### Assignment
Reproduce each entry exactly.

-- Opening Marker --

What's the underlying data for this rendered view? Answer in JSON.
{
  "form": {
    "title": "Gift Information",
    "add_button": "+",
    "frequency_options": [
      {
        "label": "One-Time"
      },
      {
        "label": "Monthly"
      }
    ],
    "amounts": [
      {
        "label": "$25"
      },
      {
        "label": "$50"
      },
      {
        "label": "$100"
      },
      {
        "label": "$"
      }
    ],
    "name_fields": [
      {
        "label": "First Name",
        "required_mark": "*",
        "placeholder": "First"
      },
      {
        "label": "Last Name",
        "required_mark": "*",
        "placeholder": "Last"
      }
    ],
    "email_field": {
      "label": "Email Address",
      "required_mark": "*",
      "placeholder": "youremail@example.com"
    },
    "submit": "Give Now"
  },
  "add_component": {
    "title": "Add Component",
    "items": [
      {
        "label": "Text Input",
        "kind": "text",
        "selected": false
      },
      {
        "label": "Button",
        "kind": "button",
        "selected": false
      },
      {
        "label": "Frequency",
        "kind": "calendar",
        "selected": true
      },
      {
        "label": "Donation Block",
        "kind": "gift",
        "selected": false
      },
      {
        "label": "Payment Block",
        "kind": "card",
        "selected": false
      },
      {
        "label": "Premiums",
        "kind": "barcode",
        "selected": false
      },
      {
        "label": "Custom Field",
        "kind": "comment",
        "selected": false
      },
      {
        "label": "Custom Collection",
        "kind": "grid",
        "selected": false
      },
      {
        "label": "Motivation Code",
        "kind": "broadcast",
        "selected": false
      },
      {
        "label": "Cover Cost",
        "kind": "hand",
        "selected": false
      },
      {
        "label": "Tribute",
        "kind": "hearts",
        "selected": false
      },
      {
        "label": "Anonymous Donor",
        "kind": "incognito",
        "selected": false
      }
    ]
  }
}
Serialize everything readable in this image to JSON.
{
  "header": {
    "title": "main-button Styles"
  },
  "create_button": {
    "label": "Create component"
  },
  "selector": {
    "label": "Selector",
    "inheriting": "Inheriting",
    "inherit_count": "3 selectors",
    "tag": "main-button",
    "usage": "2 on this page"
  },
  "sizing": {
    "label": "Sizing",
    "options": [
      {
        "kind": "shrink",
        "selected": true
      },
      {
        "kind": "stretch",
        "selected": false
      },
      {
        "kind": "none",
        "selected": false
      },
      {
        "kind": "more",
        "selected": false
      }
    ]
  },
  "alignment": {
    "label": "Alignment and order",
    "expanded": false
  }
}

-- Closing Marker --

### Answer to the problem
What's the underlying data for this rendered view? Answer in JSON.
{
  "form": {
    "title": "Gift Information",
    "add_button": "+",
    "frequency_options": [
      {
        "label": "One-Time"
      },
      {
        "label": "Monthly"
      }
    ],
    "amounts": [
      {
        "label": "$25"
      },
      {
        "label": "$50"
      },
      {
        "label": "$100"
      },
      {
        "label": "$"
      }
    ],
    "name_fields": [
      {
        "label": "First Name",
        "required_mark": "*",
        "placeholder": "First"
      },
      {
        "label": "Last Name",
        "required_mark": "*",
        "placeholder": "Last"
      }
    ],
    "email_field": {
      "label": "Email Address",
      "required_mark": "*",
      "placeholder": "youremail@example.com"
    },
    "submit": "Give Now"
  },
  "add_component": {
    "title": "Add Component",
    "items": [
      {
        "label": "Text Input",
        "kind": "text",
        "selected": false
      },
      {
        "label": "Button",
        "kind": "button",
        "selected": false
      },
      {
        "label": "Frequency",
        "kind": "calendar",
        "selected": true
      },
      {
        "label": "Donation Block",
        "kind": "gift",
        "selected": false
      },
      {
        "label": "Payment Block",
        "kind": "card",
        "selected": false
      },
      {
        "label": "Premiums",
        "kind": "barcode",
        "selected": false
      },
      {
        "label": "Custom Field",
        "kind": "comment",
        "selected": false
      },
      {
        "label": "Custom Collection",
        "kind": "grid",
        "selected": false
      },
      {
        "label": "Motivation Code",
        "kind": "broadcast",
        "selected": false
      },
      {
        "label": "Cover Cost",
        "kind": "hand",
        "selected": false
      },
      {
        "label": "Tribute",
        "kind": "hearts",
        "selected": false
      },
      {
        "label": "Anonymous Donor",
        "kind": "incognito",
        "selected": false
      }
    ]
  }
}
Serialize everything readable in this image to JSON.
{
  "header": {
    "title": "main-button Styles"
  },
  "create_button": {
    "label": "Create component"
  },
  "selector": {
    "label": "Selector",
    "inheriting": "Inheriting",
    "inherit_count": "3 selectors",
    "tag": "main-button",
    "usage": "2 on this page"
  },
  "sizing": {
    "label": "Sizing",
    "options": [
      {
        "kind": "shrink",
        "selected": true
      },
      {
        "kind": "stretch",
        "selected": false
      },
      {
        "kind": "none",
        "selected": false
      },
      {
        "kind": "more",
        "selected": false
      }
    ]
  },
  "alignment": {
    "label": "Alignment and order",
    "expanded": false
  }
}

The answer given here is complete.